→ **Work order**: Using the data below, gather each line that includes the word "checked".

____________________

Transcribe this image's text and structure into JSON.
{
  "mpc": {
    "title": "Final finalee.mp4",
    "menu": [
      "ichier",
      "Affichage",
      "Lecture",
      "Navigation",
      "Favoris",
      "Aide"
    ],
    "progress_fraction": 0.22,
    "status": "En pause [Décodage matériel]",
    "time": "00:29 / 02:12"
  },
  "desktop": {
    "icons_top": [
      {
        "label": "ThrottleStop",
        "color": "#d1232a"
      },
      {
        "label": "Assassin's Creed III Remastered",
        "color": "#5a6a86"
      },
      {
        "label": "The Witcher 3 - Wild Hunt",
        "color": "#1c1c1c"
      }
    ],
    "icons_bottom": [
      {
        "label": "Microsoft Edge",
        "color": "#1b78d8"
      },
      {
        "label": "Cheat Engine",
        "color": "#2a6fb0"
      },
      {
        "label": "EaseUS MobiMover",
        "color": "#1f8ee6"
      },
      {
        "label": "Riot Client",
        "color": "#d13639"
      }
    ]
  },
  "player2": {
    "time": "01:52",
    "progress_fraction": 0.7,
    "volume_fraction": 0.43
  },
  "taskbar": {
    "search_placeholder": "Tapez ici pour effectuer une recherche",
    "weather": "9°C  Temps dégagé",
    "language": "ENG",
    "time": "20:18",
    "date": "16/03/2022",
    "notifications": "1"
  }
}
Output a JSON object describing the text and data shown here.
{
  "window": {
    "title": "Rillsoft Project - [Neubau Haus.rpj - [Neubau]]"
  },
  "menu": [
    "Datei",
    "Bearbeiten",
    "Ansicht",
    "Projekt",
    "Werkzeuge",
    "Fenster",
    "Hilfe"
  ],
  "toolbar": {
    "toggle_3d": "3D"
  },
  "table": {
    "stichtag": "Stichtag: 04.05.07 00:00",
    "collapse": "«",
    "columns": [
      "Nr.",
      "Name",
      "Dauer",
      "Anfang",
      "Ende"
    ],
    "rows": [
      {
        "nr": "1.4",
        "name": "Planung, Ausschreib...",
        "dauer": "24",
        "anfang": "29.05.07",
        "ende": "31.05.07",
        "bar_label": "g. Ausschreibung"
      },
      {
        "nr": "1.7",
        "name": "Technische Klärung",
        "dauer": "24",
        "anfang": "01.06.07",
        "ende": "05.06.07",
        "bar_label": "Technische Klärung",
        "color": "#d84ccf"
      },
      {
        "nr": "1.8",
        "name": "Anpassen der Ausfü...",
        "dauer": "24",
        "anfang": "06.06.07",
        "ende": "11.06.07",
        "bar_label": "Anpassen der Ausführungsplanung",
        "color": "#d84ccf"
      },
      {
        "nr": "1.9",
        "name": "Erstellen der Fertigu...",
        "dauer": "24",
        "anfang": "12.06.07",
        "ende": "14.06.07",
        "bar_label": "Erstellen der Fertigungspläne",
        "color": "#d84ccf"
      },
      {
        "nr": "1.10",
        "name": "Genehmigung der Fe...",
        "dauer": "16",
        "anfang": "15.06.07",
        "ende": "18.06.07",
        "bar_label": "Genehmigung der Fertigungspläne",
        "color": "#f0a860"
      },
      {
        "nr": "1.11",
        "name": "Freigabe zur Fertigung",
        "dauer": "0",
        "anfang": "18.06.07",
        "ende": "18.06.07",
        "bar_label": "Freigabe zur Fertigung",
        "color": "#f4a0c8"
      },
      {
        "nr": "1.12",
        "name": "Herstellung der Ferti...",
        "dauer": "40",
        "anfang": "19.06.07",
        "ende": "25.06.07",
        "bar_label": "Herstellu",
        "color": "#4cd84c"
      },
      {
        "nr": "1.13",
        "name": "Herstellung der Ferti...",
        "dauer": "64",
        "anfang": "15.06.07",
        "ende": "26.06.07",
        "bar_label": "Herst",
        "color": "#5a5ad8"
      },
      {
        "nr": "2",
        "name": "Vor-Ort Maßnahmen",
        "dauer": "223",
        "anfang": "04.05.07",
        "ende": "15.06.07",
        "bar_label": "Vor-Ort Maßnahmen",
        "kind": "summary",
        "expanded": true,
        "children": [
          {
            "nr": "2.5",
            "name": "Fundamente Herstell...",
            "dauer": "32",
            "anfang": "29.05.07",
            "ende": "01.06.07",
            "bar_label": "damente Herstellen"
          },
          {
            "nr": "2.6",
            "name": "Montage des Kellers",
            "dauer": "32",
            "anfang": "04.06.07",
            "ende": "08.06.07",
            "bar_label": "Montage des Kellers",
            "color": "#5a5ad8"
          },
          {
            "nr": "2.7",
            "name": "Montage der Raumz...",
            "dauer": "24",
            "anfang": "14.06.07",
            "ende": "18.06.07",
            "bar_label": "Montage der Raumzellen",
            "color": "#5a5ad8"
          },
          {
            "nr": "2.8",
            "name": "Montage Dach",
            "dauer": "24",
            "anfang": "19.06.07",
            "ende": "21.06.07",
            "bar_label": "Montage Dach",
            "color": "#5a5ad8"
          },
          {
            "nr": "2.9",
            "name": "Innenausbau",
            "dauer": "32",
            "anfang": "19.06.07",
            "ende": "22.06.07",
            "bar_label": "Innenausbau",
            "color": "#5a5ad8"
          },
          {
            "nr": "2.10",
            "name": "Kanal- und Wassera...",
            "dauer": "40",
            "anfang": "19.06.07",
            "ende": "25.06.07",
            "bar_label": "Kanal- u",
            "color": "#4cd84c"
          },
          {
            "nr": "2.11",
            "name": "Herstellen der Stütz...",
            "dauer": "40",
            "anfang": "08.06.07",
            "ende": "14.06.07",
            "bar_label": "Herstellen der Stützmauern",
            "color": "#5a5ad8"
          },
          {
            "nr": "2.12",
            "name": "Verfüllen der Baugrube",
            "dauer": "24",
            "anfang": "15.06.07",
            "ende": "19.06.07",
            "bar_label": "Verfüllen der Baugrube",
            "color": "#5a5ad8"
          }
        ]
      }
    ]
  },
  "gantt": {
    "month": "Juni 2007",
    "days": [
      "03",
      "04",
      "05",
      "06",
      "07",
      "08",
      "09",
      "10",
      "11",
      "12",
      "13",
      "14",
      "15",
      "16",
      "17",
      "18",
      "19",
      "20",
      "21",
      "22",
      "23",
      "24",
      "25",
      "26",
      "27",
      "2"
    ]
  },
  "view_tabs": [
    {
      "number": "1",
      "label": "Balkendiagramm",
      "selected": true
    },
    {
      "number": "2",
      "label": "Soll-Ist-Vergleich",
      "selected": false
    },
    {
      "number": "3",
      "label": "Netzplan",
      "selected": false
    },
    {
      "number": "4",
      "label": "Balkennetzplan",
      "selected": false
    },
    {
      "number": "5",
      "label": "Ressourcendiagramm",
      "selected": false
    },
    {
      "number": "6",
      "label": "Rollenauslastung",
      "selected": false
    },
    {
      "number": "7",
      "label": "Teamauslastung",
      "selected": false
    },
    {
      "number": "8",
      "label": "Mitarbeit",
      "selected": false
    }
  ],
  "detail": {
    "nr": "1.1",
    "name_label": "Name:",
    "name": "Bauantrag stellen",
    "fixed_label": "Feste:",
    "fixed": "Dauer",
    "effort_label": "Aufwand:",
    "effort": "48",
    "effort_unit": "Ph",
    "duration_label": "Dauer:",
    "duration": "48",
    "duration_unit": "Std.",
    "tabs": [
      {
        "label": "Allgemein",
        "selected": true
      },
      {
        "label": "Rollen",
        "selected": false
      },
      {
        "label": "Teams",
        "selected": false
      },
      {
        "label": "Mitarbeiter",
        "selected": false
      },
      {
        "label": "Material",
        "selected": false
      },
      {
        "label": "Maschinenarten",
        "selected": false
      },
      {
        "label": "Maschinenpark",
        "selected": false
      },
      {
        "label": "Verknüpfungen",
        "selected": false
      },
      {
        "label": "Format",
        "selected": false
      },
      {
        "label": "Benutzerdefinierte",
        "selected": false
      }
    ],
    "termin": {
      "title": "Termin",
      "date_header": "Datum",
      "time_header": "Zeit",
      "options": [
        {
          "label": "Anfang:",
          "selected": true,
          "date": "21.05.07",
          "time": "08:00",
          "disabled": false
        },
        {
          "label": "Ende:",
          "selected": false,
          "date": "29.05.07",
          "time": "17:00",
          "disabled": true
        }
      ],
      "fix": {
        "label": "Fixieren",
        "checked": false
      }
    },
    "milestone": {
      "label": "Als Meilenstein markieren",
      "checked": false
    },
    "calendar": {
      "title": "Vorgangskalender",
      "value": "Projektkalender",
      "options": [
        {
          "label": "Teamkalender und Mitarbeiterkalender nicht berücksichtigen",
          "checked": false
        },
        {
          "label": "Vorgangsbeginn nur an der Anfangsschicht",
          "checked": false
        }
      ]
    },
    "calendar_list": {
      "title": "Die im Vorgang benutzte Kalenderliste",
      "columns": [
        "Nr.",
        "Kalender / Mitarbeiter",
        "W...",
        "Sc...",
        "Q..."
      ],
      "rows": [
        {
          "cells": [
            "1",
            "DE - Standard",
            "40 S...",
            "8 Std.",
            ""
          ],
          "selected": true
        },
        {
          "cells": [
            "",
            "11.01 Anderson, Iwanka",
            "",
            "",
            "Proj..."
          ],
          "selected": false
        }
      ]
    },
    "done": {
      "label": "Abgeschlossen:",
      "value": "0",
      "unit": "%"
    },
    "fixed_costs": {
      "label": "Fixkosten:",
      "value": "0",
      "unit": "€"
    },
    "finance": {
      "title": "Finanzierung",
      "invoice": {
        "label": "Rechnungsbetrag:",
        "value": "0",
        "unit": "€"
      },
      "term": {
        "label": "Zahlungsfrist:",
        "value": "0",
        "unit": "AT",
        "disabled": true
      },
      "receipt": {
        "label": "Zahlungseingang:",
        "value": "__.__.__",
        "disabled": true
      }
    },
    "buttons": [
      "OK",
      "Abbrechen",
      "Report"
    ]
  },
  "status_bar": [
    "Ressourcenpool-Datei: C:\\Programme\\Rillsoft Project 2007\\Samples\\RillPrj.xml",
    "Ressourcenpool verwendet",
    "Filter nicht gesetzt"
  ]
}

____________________

→ **Result**:
        "checked": false
      "checked": false
          "checked": false
          "checked": false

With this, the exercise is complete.